Australian Journal of Agricultural Economics,
Australian Agricultural and Resource Economics Society, vol. 30(02-03), pages -.
- John C. Quiggin, 1986. "Common Property, Private Property And Regulation The Case Of Dryland Salinity," Australian Journal of Agricultural and Resource Economics, Australian Agricultural and Resource Economics Society, vol. 30(2-3), pages 103-117, 08-12.
- Quiggin, John, 2012.
"The Economics of New Media,"
Risk and Sustainable Management Group Working Papers
151528, University of Queensland, School of Economics.
When requesting a correction, please mention this item's handle: RePEc:ags:remaae:12458. See general information about how to correct material in RePEc.
For technical questions regarding this item, or to correct its authors, title, abstract, bibliographic or download information, contact: (AgEcon Search)

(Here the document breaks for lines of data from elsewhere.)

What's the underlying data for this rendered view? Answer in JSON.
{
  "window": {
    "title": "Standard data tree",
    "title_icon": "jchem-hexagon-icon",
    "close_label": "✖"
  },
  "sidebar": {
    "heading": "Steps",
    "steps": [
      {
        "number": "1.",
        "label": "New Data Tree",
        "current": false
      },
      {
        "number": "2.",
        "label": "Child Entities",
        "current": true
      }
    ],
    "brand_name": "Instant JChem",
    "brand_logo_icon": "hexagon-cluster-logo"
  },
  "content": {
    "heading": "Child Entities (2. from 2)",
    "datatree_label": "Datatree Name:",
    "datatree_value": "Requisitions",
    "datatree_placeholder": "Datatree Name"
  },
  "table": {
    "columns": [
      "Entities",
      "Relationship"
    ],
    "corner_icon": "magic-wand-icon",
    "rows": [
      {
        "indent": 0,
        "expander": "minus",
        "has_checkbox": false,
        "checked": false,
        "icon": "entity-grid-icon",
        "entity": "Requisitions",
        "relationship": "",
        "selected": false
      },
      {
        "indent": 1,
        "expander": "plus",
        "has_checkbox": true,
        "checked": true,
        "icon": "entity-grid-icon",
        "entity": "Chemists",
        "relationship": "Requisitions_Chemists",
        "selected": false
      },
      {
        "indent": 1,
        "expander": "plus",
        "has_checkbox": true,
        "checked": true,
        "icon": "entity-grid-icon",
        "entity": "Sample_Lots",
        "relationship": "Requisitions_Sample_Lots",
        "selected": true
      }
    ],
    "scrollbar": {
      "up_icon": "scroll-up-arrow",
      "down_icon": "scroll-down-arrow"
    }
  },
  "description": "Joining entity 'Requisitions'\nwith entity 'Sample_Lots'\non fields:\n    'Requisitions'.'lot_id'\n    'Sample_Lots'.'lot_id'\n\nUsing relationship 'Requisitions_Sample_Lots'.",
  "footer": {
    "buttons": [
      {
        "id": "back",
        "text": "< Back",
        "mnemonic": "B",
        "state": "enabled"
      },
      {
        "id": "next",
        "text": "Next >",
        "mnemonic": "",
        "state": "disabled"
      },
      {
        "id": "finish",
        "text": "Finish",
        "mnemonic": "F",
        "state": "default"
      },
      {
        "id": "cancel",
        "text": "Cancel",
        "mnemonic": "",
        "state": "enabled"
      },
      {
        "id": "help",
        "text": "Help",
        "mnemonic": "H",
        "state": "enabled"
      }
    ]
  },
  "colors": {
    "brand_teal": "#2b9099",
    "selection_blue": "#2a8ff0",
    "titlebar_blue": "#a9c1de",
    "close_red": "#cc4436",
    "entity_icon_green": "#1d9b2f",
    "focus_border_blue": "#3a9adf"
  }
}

If you have authored this item and are not yet registered with RePEc, we encourage you to do it here. This allows to link your profile to this item. It also allows you to accept potential citations to this item that we are uncertain about.
If references are entirely missing, you can add them using this form.
If the full references list an item that is present in RePEc, but the system did not link to it, you can help with this form.
If you know of missing items citing this one, you can help us creating those links by adding the relevant references in the same way as above, for each refering item. If you are a registered author of this item, you may also want to check the "citations" tab in your profile, as there may be some citations waiting for confirmation.
Please note that corrections may take a couple of weeks to filter through the various RePEc services.